[Work to complete] Lines that contain "Ortodontia" are to be copied from the material, every one of them.
START Material for this task
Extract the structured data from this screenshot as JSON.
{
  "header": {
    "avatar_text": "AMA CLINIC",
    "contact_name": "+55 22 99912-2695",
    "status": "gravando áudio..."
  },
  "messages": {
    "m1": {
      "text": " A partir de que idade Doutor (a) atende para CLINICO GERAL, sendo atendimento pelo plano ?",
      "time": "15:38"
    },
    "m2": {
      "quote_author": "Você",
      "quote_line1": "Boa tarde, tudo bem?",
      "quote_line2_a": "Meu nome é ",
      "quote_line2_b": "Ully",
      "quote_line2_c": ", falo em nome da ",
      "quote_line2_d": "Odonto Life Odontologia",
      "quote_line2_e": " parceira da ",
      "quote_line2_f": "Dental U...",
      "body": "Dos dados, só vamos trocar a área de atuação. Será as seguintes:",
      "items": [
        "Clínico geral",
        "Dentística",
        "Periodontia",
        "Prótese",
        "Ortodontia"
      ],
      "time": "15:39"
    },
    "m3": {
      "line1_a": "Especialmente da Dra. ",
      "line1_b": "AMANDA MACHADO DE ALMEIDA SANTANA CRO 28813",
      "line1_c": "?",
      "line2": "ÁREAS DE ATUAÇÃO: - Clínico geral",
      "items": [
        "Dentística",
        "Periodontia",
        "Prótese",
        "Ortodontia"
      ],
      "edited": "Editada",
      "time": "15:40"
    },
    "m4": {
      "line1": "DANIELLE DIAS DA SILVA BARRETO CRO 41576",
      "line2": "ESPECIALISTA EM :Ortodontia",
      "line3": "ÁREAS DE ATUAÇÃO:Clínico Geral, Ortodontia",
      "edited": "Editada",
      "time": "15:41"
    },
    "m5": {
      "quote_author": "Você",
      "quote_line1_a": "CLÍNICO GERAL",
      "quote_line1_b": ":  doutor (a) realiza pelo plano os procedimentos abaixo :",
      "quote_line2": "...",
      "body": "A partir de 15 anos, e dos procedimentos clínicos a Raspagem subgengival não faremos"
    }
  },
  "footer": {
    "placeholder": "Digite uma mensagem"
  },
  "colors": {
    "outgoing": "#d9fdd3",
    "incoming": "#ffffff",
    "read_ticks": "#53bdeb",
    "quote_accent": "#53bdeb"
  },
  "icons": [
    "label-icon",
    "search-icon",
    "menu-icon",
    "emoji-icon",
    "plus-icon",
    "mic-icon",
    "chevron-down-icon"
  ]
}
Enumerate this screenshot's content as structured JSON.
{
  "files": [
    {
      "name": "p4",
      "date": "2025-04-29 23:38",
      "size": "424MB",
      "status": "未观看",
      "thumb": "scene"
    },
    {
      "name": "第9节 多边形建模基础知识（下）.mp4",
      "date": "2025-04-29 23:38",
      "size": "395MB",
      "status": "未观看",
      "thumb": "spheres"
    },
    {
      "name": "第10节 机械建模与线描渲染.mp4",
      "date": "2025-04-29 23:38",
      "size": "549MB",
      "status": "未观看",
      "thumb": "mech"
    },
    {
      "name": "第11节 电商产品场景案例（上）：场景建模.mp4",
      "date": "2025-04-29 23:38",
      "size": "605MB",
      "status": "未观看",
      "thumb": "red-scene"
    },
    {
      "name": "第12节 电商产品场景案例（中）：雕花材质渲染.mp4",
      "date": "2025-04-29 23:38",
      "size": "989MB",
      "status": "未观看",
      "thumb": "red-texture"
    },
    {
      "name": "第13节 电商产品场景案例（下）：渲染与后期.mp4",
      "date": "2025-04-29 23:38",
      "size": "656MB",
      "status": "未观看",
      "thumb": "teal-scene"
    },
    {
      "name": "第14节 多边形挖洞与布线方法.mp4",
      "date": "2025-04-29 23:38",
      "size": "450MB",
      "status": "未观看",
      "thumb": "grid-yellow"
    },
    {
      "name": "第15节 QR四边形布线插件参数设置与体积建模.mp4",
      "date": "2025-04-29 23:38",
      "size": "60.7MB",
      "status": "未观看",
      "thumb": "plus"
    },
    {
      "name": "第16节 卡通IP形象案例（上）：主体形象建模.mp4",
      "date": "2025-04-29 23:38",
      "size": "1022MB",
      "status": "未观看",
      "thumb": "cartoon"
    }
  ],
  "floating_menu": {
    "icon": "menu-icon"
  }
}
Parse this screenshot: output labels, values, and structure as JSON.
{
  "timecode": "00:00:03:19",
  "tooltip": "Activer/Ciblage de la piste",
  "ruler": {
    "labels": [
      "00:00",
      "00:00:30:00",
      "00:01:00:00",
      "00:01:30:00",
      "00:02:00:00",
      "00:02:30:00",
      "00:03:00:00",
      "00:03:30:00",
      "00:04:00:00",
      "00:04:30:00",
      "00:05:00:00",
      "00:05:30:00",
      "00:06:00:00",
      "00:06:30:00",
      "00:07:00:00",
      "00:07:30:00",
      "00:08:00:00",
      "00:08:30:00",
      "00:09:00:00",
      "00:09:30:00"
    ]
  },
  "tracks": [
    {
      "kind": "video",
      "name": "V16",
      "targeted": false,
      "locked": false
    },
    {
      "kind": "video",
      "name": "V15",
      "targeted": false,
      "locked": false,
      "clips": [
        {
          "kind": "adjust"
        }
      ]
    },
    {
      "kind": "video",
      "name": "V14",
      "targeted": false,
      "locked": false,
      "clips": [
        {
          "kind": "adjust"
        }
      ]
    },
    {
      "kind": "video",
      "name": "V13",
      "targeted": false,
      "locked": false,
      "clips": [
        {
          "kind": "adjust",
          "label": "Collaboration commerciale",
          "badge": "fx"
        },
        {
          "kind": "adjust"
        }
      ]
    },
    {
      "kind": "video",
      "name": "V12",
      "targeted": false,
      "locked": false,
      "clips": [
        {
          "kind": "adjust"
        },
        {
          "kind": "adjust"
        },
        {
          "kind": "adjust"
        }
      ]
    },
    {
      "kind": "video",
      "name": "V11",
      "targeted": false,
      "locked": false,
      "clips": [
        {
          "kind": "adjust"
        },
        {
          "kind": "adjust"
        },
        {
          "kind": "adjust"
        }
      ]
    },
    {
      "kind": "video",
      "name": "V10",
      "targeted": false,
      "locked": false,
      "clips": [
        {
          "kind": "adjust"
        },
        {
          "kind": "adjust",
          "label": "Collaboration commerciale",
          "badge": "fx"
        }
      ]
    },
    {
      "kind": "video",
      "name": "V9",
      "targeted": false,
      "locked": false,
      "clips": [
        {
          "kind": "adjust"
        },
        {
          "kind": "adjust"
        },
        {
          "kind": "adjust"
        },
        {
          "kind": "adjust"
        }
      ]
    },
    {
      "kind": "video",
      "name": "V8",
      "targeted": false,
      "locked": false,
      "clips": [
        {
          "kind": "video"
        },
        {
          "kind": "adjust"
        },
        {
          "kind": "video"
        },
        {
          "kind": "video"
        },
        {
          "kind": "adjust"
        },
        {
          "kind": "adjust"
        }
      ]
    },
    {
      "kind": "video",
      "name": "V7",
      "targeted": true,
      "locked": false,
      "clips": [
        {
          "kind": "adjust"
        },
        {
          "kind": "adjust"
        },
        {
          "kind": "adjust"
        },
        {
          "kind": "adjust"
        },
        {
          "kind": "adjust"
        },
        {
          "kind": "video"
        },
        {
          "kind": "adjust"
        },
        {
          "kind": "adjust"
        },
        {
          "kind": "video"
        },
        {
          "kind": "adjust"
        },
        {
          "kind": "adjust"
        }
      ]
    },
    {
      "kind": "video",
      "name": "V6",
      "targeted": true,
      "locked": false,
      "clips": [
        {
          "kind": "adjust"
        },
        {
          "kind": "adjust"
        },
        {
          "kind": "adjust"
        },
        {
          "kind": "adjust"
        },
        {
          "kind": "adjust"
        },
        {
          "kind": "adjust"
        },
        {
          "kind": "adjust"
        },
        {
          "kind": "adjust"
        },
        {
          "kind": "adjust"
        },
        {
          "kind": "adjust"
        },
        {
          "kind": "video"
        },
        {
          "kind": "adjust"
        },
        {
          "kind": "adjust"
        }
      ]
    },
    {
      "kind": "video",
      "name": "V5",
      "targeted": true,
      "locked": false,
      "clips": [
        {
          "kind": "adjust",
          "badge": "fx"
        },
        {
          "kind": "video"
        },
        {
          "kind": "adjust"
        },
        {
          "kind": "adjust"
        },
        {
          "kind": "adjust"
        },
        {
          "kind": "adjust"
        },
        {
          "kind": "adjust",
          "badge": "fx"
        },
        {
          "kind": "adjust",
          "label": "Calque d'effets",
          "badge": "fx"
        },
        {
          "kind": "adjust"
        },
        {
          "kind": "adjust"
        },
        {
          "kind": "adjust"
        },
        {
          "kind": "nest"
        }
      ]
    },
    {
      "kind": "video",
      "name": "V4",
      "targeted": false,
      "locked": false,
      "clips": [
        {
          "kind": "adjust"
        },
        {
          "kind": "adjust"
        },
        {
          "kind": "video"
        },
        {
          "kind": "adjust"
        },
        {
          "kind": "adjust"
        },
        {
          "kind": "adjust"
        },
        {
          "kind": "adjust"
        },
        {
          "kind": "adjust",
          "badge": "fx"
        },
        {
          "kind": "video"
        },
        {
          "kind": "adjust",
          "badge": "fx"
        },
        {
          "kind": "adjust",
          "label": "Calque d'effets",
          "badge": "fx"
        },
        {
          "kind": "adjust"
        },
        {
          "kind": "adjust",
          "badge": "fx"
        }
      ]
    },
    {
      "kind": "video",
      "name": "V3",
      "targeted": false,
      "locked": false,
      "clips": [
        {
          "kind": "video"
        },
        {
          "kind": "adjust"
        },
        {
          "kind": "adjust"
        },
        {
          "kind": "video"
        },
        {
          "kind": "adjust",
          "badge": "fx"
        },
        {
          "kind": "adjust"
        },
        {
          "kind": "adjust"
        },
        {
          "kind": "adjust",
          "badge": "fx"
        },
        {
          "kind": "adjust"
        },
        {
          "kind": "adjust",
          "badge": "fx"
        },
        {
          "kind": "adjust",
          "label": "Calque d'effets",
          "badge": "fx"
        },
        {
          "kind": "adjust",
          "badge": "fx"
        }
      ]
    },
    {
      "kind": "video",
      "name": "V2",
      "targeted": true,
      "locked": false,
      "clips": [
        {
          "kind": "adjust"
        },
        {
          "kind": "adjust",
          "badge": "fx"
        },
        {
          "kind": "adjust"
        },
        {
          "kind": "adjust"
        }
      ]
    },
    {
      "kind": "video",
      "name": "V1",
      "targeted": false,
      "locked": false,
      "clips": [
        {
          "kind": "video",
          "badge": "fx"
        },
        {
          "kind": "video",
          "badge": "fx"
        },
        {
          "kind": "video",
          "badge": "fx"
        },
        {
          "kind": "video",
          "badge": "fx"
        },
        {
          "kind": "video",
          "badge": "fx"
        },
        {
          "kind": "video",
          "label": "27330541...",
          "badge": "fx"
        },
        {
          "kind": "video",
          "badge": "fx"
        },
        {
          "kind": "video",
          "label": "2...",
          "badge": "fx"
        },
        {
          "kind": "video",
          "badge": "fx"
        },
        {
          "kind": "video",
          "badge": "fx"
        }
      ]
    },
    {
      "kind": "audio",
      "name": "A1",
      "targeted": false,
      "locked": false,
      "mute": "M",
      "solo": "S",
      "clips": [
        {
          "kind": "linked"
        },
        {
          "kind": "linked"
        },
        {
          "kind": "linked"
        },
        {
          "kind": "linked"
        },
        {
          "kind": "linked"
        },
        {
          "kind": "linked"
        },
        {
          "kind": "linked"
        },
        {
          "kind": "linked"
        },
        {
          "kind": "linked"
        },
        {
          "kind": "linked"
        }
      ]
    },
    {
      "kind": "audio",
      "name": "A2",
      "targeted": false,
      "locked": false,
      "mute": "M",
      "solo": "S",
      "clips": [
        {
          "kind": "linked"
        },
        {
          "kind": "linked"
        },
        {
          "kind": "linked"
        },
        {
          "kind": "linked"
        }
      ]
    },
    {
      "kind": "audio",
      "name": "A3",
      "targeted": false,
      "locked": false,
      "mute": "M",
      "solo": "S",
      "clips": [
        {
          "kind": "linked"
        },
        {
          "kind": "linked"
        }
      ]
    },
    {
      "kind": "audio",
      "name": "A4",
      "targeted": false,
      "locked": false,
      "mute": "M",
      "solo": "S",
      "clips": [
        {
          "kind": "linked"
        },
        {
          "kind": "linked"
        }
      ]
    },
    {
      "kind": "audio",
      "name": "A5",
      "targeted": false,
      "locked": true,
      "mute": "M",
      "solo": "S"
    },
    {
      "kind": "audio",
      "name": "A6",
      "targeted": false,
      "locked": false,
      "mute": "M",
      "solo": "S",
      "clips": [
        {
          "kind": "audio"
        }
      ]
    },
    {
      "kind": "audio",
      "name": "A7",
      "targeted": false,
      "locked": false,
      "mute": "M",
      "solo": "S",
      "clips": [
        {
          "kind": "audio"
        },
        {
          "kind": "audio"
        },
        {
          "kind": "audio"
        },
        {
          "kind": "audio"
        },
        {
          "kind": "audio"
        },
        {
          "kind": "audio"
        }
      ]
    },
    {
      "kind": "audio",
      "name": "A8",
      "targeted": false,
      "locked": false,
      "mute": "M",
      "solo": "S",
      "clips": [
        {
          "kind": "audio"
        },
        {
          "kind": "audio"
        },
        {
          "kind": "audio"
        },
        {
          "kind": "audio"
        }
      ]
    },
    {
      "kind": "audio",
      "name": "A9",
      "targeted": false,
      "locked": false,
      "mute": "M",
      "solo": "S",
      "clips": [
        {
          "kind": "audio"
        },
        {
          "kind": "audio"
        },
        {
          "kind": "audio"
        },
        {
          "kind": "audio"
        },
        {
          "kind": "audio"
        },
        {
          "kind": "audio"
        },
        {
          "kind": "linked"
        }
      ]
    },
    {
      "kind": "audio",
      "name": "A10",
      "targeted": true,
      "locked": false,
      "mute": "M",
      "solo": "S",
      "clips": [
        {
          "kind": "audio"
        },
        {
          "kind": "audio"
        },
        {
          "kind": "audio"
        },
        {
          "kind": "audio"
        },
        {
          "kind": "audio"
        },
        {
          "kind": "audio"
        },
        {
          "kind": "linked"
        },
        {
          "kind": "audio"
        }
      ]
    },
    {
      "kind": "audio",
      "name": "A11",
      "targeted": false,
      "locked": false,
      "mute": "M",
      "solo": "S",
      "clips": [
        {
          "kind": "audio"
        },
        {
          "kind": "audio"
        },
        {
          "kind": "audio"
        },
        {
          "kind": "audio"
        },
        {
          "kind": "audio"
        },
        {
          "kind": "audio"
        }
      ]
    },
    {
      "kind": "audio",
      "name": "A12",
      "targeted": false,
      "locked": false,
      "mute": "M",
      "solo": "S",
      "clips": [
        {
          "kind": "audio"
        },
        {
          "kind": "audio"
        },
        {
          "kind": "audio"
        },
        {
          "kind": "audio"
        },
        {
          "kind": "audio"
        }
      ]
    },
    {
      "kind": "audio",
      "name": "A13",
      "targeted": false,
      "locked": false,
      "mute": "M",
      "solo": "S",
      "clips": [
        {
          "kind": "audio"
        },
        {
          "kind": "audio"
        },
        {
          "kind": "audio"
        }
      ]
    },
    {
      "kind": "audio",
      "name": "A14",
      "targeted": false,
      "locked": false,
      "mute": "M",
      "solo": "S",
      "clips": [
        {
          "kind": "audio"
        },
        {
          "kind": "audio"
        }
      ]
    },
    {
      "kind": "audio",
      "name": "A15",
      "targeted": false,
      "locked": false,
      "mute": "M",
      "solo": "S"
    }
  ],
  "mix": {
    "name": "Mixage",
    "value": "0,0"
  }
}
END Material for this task
[Response to this exercise]
        "Ortodontia"
        "Ortodontia"
      "line2": "ESPECIALISTA EM :Ortodontia",
      "line3": "ÁREAS DE ATUAÇÃO:Clínico Geral, Ortodontia",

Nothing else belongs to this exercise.